I’ve been learning a bit about the recent backlash against the Unity game engine’s changes in its licensing fee. Basically, they want to start charging developers for every runtime install in a way that makes calculating costs almost impossible for the developer. What counts as an install? That will be determined by a proprietary system owned by Unity. And this applies to all installs retroactively, not just new installs after the change.
“I am altering the deal. Pray I don’t alter it any further”
– Darth Vader
In some situations, developers could find themselves losing money if their games become popular. That extreme uncertainty has left developers reaching for new platforms, so Unity is starting to walk back some of its statements.
This does not fix the problem of uncertainty. If anything it highlights the capriciousness of the platform developers have built their businesses upon.
The open-source game engine Godot seems to be a popular choice, but it might be a bit of a knee-jerk reaction. If uncertainty is the main reason for leaving, then it makes sense a developer might like the certainty supplied by the MIT License. Even if the terms changed, the game engine can be forked while future options are considered.
Although Godot is more certain, developers are going to have to make sure they evaluate all the factors involved to make sure it’s a good fit.
Of course, the worst option would be to jump to another game engine that ends up pulling the same move a year down the road.

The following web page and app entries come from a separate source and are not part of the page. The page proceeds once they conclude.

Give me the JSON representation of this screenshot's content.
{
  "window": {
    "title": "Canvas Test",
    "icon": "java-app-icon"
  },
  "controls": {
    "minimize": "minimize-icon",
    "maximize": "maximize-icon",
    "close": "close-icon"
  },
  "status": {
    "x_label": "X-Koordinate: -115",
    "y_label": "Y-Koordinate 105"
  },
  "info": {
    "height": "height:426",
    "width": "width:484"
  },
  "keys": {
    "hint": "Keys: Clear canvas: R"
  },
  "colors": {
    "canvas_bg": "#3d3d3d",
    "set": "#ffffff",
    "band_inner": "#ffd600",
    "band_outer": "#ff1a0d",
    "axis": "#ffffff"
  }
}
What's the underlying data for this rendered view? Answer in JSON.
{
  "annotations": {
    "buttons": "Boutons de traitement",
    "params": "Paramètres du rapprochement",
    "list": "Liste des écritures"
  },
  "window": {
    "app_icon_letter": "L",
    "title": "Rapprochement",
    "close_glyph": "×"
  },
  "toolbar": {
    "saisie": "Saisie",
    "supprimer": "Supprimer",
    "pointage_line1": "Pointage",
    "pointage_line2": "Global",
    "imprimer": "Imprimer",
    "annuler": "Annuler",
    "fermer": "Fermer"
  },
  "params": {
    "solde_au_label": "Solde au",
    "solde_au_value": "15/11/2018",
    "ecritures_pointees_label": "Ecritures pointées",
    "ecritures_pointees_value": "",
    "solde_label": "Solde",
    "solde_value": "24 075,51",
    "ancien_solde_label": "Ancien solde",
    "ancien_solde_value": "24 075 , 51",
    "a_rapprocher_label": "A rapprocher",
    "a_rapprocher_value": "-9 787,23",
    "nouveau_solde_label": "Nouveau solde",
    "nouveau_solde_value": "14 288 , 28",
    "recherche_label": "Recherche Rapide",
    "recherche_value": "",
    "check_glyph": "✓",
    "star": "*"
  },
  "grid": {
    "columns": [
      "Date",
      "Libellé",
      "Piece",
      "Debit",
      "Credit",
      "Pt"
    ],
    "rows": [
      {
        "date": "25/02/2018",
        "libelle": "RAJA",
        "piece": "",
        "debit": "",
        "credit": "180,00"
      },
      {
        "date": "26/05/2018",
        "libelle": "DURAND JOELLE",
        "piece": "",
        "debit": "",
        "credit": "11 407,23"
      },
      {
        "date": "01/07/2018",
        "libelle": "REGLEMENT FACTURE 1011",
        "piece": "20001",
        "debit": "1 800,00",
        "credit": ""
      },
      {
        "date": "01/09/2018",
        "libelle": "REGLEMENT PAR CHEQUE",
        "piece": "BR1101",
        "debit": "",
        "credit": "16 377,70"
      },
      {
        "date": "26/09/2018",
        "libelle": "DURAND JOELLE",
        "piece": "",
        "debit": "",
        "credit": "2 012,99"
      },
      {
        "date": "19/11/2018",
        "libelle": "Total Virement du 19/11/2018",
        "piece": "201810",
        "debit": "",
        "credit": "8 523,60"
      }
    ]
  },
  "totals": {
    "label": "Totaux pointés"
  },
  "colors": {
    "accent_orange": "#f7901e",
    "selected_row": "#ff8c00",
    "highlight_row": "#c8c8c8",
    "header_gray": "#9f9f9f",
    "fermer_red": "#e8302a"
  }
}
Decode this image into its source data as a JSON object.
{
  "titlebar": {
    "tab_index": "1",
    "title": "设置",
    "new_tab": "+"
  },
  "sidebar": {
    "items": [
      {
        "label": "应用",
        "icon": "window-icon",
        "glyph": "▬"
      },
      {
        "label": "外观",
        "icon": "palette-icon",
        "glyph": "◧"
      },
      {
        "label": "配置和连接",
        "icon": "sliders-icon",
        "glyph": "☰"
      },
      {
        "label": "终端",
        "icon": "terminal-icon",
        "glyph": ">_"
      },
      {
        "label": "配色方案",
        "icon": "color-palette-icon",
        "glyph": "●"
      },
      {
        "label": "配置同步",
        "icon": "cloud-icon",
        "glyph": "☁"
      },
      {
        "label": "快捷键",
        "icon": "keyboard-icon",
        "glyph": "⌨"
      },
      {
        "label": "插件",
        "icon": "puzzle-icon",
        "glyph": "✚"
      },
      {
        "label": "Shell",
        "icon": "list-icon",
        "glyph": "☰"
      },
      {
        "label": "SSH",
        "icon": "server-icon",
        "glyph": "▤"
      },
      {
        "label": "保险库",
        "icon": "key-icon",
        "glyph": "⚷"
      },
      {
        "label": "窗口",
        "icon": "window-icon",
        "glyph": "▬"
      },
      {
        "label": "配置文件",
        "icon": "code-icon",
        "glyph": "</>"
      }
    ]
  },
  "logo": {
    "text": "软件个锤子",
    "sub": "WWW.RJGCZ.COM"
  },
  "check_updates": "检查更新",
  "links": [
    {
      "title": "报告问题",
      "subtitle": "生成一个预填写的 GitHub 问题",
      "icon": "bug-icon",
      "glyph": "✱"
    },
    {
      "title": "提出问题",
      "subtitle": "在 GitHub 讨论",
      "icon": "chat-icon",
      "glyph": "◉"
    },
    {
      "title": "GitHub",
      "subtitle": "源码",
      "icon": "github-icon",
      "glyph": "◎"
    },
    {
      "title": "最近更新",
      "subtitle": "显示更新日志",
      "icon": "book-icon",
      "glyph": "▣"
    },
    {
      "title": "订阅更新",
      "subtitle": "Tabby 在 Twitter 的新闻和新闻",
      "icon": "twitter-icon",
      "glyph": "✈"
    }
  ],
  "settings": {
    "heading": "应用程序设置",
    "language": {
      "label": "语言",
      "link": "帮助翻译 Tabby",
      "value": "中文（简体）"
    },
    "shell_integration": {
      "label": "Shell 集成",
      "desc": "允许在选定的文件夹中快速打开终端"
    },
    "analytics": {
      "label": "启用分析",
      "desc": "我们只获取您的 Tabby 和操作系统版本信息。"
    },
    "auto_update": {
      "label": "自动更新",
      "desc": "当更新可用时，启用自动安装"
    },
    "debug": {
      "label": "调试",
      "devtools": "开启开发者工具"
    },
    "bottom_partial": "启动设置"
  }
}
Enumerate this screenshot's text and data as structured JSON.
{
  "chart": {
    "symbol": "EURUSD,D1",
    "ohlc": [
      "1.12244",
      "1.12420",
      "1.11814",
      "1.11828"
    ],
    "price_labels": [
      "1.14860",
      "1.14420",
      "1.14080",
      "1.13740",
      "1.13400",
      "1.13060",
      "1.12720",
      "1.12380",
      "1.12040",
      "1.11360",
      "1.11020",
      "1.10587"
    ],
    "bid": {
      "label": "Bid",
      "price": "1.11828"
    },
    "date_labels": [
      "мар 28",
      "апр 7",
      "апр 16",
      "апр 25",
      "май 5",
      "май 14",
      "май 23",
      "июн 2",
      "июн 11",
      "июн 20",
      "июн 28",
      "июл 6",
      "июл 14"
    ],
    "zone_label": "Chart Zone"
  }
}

It’s like any rebound relationship. In one case the rebounder ends up with someone who is the exact opposite on one key point but overall isn’t a good fit. In the other case, the rebounder ends up in the exact same relationship because they made the same poor decisions.